In story after story after story, flea markets and swap meets are shuttered to make way for new developments. One of the first stories this reporter wrote at FleaMarketZone was on the future closing of the Kam Swap Meet in Hawaii; very recently, FleaMarketZone has extensively covered the closure of the huge Aqueduct Flea Market, a New York City institution. But in Washington, D.C., a development near Capitol Hill is bucking the trend: the developers and the community are making a special place for the well-loved flea markets at Eastern Market.
“Located in the heart of the historic Capitol Hill neighborhood, Eastern Market is DC’s destination for fresh food, hand-made arts and crafts and community events,” says Jose C. Sousa, director of communications at the Government of the District of Columbia’s Office of the Deputy Mayor for Planning & Economic Development. “For more than 136 years, Eastern Market has served as a community hub, connecting neighbors, families and visitors.” That produce market — which has historically sold non-food items as well — is across the street from an old public school, and two flea markets have operated on the school grounds for over 25 years, on different days of the week. “It’s probably important to make a distinction here,” says Sousa. “Eastern Market is owned and operated by the city. There are two distinct flea markets that operate in the parking lot of the Hine School. One takes place on Saturdays, and one takes place on Sundays.”
But the Hine School closed in 2008 and is now vacant. The flea markets use the school’s parking lot and former playground. The proposed development is a renovation and reuse of the Hine School location. And Tom Rall has been running the Sunday Flea Market at Eastern Market for many years. “It initially started with just myself as the only exhibitor,” he recalls, “and it grew under my management to over 200 exhibitors.”
According to Rall, the market has a devoted following among the people who live near it. “The main thing is, the community has come to really support the outdoor markets. I particularly take a lot of pride in that, because I was the founder of the Sunday Flea Market at Eastern Market, some 27 years ago, now.” He says it is an integral part of the neighborhood. “They call Eastern Market the Heart of Capital Hill,” says Rall. Now it serves local residents, as well as tourists from out of town and even from overseas.
The community really got behind the flea market as the development of the Hine School site moved forward. “Because they like and value the market, the people in the neighborhood put pressure on the developers so that the plan for the location continued to encompass an outdoor market element,” says Rall. But it was not a hard sell, since the developers live in the city too, and understand the significance of the market. “The developers are also a local Capitol Hill firm, and they realize how important the growth of outdoor markets has been to the economic success of the community, so they were also inclined to include it,” says Rall.

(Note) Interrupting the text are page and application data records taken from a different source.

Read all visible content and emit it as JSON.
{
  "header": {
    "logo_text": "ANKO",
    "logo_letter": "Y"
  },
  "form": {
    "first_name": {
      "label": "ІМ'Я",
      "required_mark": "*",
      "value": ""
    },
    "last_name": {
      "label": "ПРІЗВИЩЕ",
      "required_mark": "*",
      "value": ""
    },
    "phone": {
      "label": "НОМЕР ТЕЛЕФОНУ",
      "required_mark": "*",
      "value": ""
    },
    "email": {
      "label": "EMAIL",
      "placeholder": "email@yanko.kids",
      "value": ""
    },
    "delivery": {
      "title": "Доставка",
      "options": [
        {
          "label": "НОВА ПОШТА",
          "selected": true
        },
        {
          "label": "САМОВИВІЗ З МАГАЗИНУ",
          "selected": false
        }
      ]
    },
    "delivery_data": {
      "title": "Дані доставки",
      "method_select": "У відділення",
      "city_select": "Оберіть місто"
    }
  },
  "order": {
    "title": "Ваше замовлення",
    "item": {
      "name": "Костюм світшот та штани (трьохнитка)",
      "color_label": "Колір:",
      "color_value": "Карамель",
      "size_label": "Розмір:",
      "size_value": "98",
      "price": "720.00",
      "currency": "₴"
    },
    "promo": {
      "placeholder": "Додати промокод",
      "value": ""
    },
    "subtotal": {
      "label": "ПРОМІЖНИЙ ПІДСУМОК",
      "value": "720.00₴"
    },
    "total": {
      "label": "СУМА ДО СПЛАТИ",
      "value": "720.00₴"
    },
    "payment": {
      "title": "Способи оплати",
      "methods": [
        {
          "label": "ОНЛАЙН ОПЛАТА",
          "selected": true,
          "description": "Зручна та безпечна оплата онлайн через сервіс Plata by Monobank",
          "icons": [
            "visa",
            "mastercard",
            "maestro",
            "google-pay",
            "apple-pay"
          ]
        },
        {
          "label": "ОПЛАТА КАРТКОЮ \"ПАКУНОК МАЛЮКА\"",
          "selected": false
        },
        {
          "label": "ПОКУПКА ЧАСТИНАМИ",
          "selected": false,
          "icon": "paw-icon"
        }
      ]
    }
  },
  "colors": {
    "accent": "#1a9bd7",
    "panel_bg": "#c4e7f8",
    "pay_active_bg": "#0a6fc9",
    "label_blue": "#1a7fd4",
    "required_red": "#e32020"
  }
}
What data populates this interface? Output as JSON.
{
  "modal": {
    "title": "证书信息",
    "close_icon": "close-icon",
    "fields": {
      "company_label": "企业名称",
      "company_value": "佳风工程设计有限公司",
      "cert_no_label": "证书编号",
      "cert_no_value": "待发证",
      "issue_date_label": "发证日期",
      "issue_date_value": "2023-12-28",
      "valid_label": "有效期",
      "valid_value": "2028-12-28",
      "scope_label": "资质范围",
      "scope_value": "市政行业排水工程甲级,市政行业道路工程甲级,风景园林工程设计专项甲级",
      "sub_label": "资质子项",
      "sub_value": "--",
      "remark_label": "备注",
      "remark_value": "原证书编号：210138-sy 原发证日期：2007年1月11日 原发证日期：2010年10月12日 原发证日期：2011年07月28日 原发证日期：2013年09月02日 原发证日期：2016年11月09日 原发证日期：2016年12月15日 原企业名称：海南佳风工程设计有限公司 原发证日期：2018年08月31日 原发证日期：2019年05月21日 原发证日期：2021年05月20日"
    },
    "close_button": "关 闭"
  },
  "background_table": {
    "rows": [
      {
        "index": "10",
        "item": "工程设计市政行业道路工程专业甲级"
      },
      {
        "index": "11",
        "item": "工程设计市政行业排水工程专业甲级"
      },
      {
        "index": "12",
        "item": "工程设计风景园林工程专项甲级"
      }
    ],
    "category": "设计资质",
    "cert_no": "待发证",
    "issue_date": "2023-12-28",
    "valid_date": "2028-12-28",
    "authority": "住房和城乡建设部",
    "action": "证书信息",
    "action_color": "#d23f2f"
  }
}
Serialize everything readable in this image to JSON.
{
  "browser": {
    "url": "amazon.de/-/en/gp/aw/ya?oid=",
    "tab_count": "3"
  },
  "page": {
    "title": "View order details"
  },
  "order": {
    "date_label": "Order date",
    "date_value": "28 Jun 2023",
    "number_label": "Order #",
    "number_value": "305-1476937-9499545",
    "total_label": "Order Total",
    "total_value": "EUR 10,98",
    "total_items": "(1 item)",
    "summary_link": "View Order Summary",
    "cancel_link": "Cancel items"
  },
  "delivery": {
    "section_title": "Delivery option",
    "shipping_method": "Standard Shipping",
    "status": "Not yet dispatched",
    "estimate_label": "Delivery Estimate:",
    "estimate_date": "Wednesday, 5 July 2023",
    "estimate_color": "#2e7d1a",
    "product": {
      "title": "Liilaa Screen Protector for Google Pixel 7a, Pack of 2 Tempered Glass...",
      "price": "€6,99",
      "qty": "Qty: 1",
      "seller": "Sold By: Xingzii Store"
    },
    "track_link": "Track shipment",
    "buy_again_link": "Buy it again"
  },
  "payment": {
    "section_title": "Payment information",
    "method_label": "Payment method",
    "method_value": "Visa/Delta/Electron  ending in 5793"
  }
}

Those developers are a partnership among six different companies, led by Stanton Development Corp. and EastBanc Inc. Their plans were initially quite ambitious, and have recently been slimmed down somewhat, but they still prominently feature a home for the flea market. FleaMarketZone spoke with two partners at Stanton Development, who were both very enthusiastic about the market. According to Ken Golding, a vibrant market reflects well on both a community and a national capitol. “As one who has traveled the world and been to most major capitals,” he says, “I can tell you that every capital city has a market. They all have markets, for artisans, vendors, farmers — everyone shows up. Markets, in big cities and in small cities, are great things to have.”
Stanton’s Kitty Kaupp is also a fan. “We totally support the vendors when we are designing our project’s market space,” she says. “Ken and I have been building mixed use projects for 30-some years. We think that market activity is really vital to the economic health of the community.”
According to Kaupp, the existing markets have been well run for years, by Tom Rall on Sunday and Carol Wright on Saturday. “They’ve each been there for many years, and they’ve done a terrific job,” she says. However, one dark cloud may be hovering over the plans for the future: Rall did say he wasn’t sure how the management of the markets might be changed under the Stanton-Eastbanc plan. That’s a point of contention that has not yet been resolved, and Rall says the city government may place the entire market’s operation under a single market manager, as was attempted in 2000.
In the meantime, both the Saturday and Sunday Flea Markets at the Eastern Market are thriving, and the markets will continue to operate as usual. Even during construction, currently scheduled to start in 2013, there will be some accommodation for the markets.
Kaupp describes the development as an ongoing process. “First we have to go through the Historic Preservation Review Board. We’re scheduled to go on the docket March 24 for concept design review,” she says. “Once we get concept design approval, we’ll go again for the more refined design of the facades. After that we go to a planned urban development zoning component for the mixed use process and zoning of the site. After that we apply for the building permits. To get all those through will take a couple years.” And, as Kaupp says reassuringly, “The flea market continues to be there the whole time.”
Photo credits, with thanks: The Stanton-Eastbanc Project for the Hine Site on Capitol Hill, Tom Rall of the Sunday Flea Market at Eastern Market, Hazel at Picassa, and Turtle Webb.